(Stored dataset items)
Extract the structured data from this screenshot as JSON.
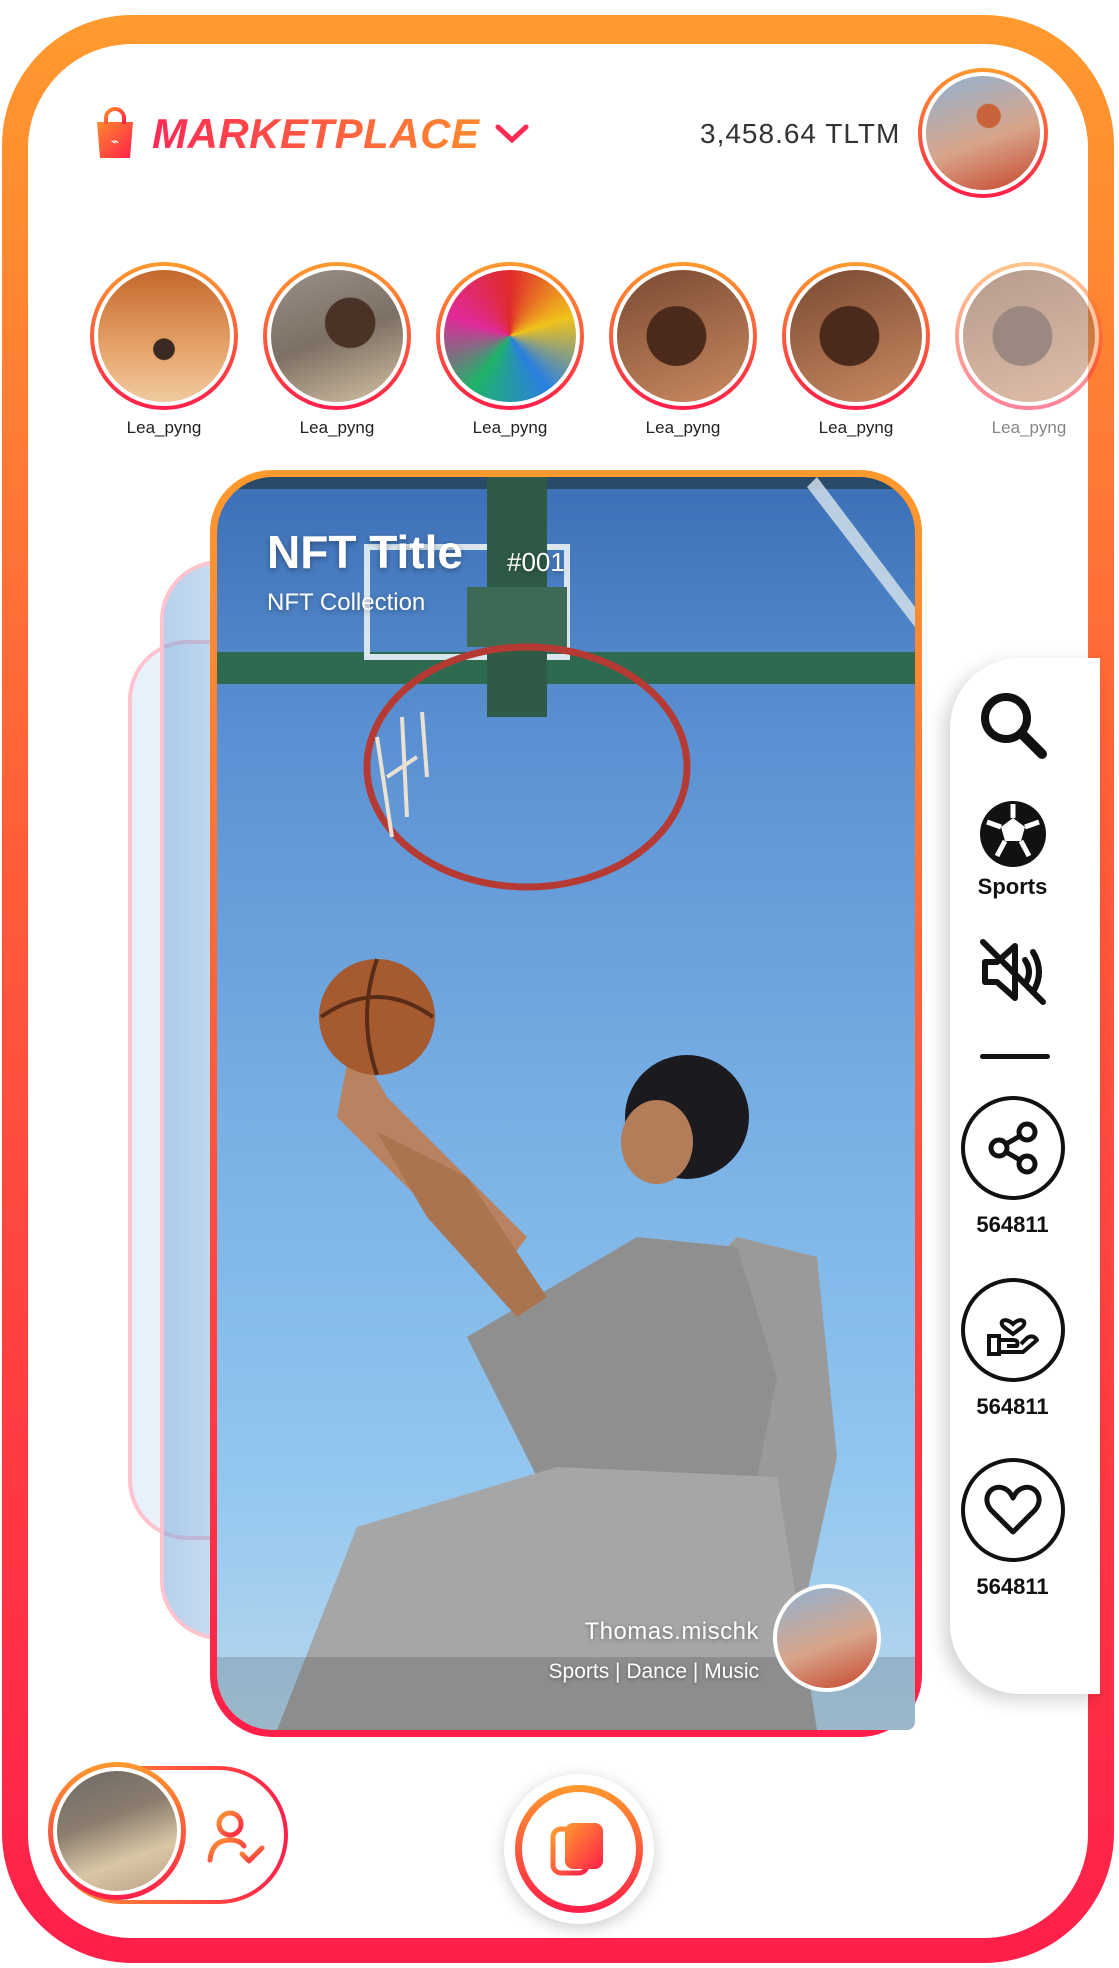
{
  "header": {
    "brand": "MARKETPLACE",
    "balance": "3,458.64 TLTM"
  },
  "stories": [
    {
      "name": "Lea_pyng"
    },
    {
      "name": "Lea_pyng"
    },
    {
      "name": "Lea_pyng"
    },
    {
      "name": "Lea_pyng"
    },
    {
      "name": "Lea_pyng"
    },
    {
      "name": "Lea_pyng"
    }
  ],
  "card": {
    "title": "NFT Title",
    "number": "#001",
    "collection": "NFT Collection",
    "creator": "Thomas.mischk",
    "tags": "Sports | Dance | Music"
  },
  "side": {
    "category_label": "Sports",
    "share_count": "564811",
    "donate_count": "564811",
    "like_count": "564811"
  },
  "colors": {
    "gradient_start": "#ff9a2e",
    "gradient_end": "#ff1f4a",
    "text_dark": "#111111"
  },
  "icons": [
    "bag-icon",
    "chevron-down-icon",
    "search-icon",
    "soccer-ball-icon",
    "mute-icon",
    "share-icon",
    "donate-heart-hand-icon",
    "heart-icon",
    "follow-user-icon",
    "cards-icon"
  ]
}
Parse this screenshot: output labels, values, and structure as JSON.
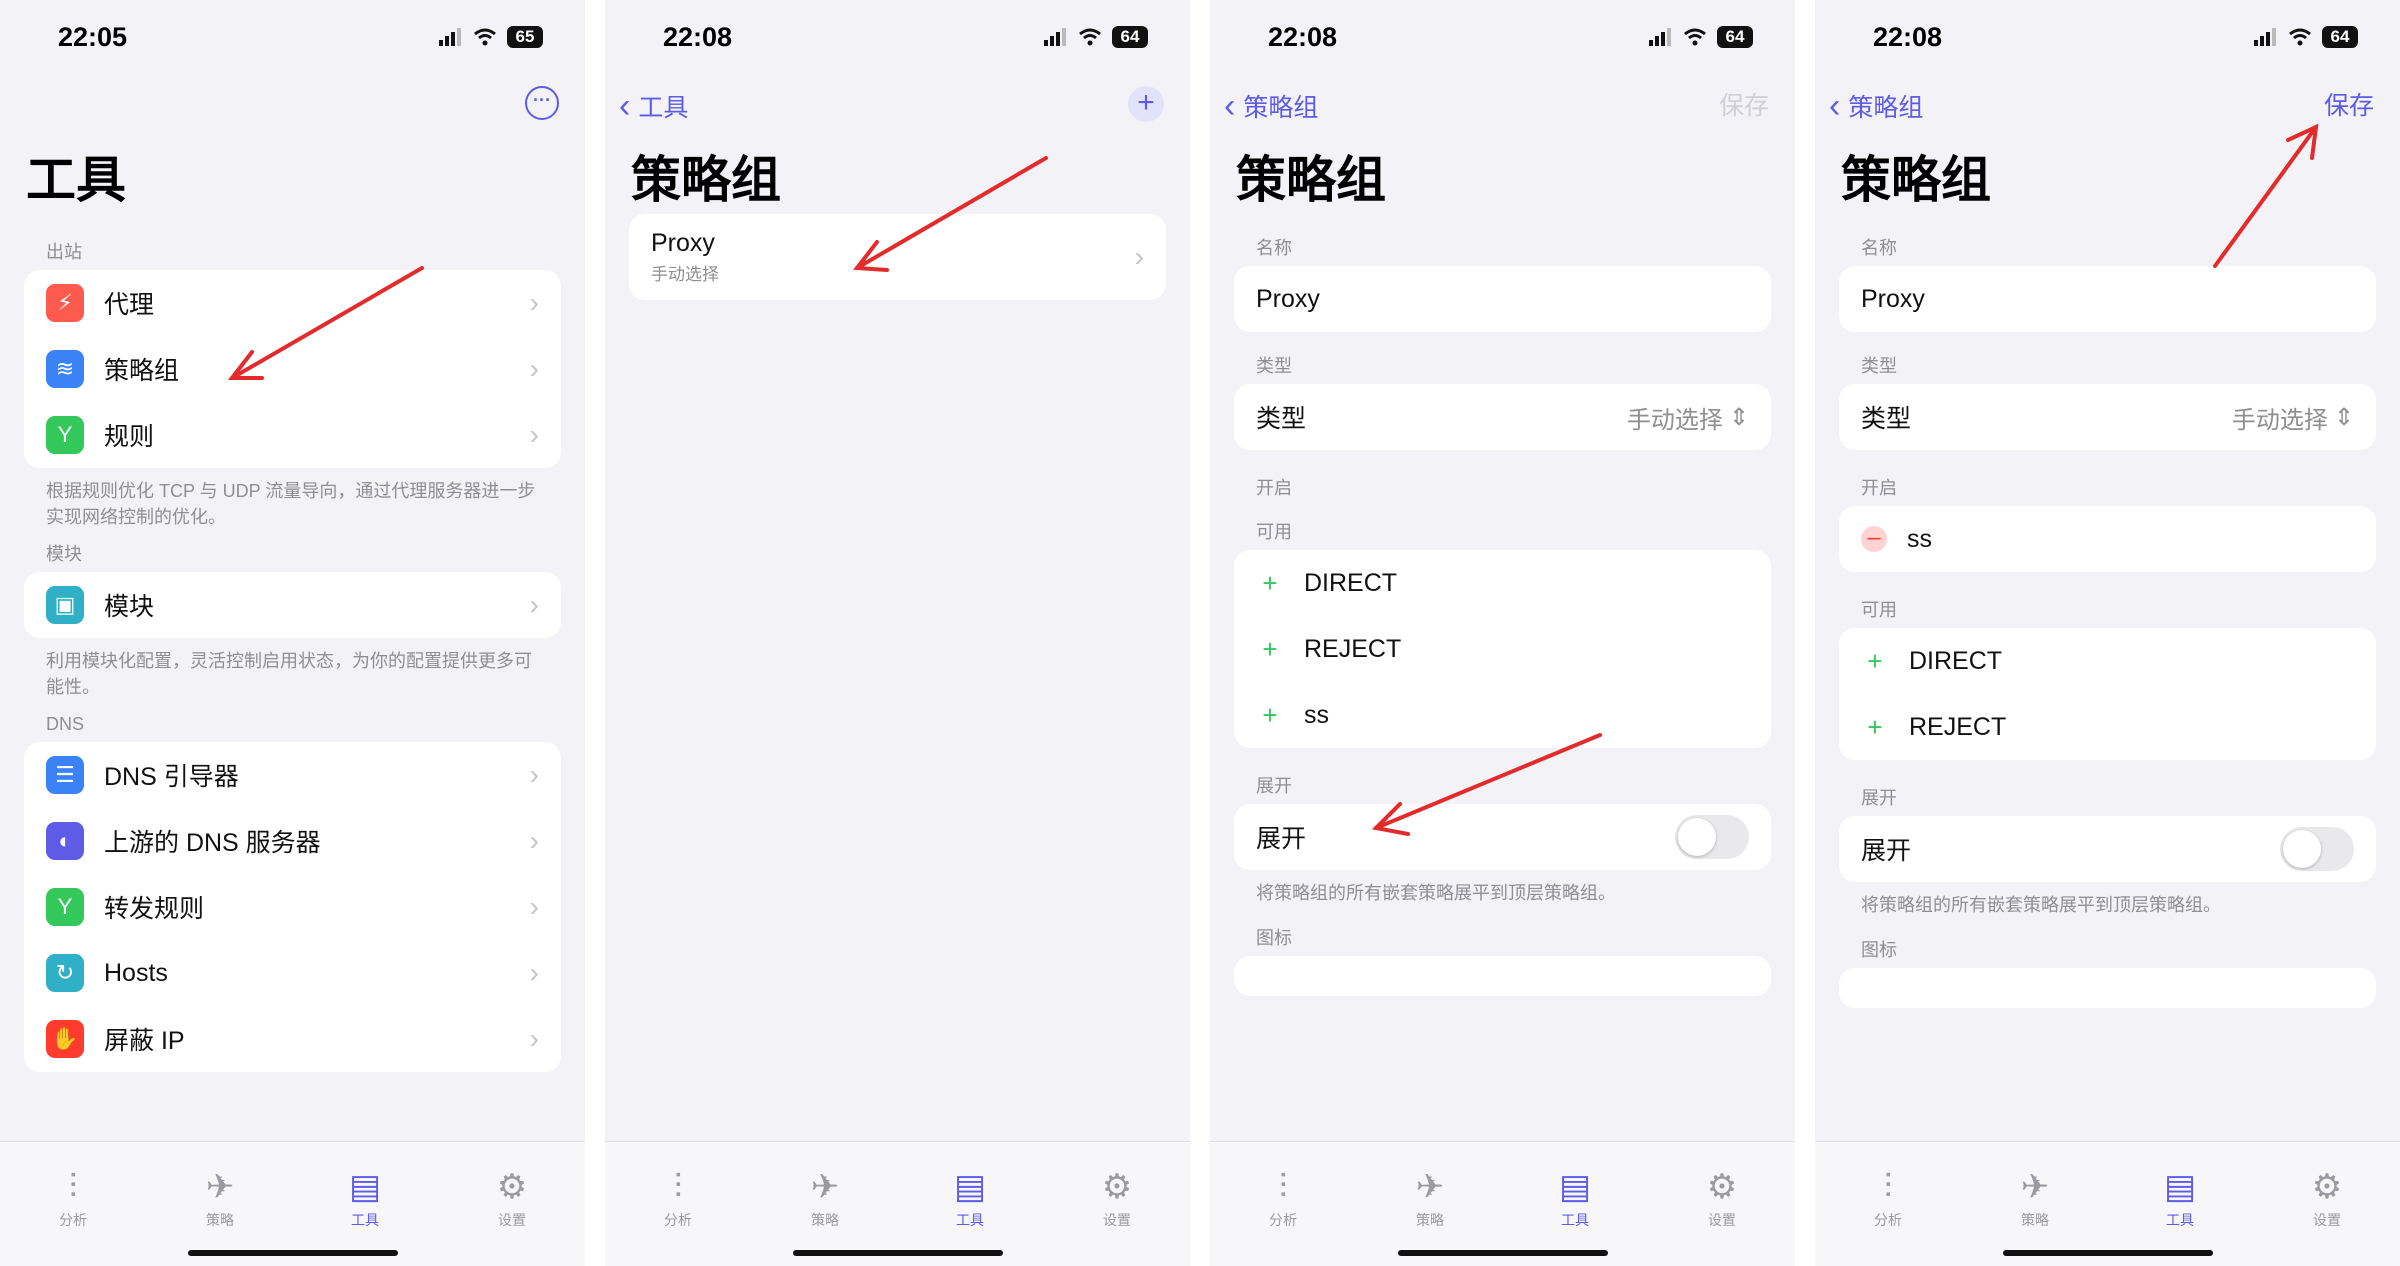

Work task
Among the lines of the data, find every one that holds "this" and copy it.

Result
Extract the structured data from this screenshot as JSON.
Parse this screenshot: output labels, values, and structure as JSON.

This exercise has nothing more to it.